But for carriers that write certain segments of the livery business, this case might be significant. I say the word “might” because recourse to the record on appeal is necessary to answer the many questions I have on this issue. Of course, if someone would be nice enough to email me the motion papers in this case, I would be most appreciative.
Dunn v American Tr. Ins. Co., 2010 NY Slip Op 01757 (2d Dept. 2010)

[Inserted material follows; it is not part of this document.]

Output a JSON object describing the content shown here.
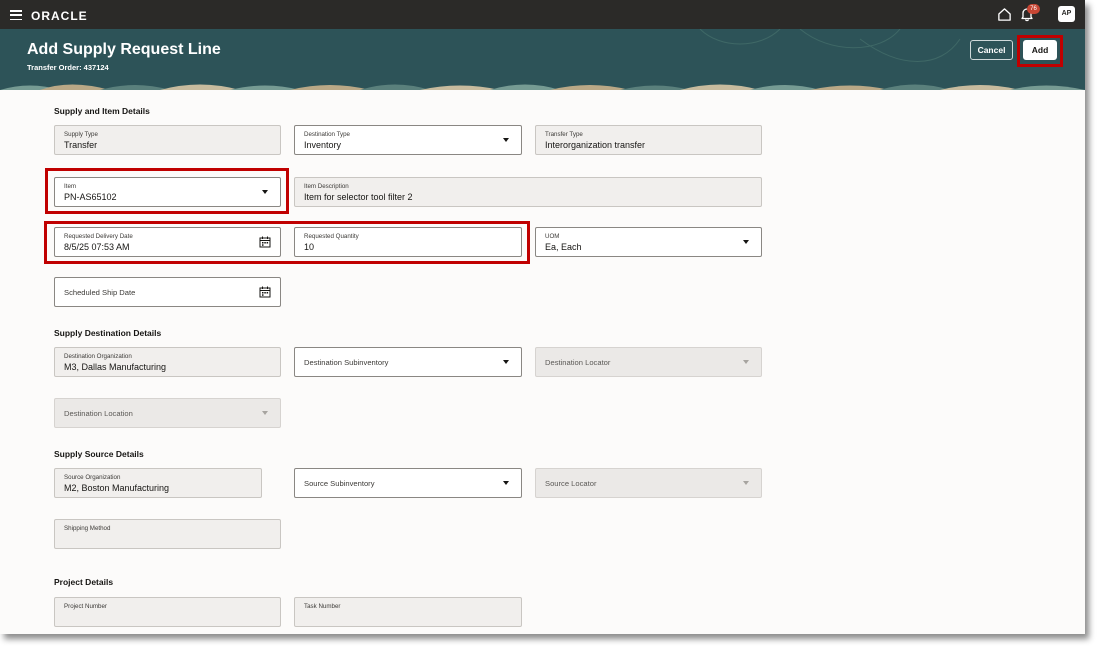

“In this case, the defendant’s motion presented factual questions as to the plaintiff’s “status as either an independent contractor, as he claims he is, or as an employee of” a car service dispatch base, as the defendant claims (Arvatz v Empire Mut. Ins. Co., 171 AD2d 262, 269). Resolution of these questions “is best suited for determination by the [Workers’ Compensation] Board, given its expertise in the area” (id. at 269). Accordingly, prior to rendering a determination on the motion, the Supreme Court should have referred the matter to the Workers’ Compensation Board for a hearing and determination as to whether the plaintiff is relegated to benefits under the Workers’ Compensation Law.”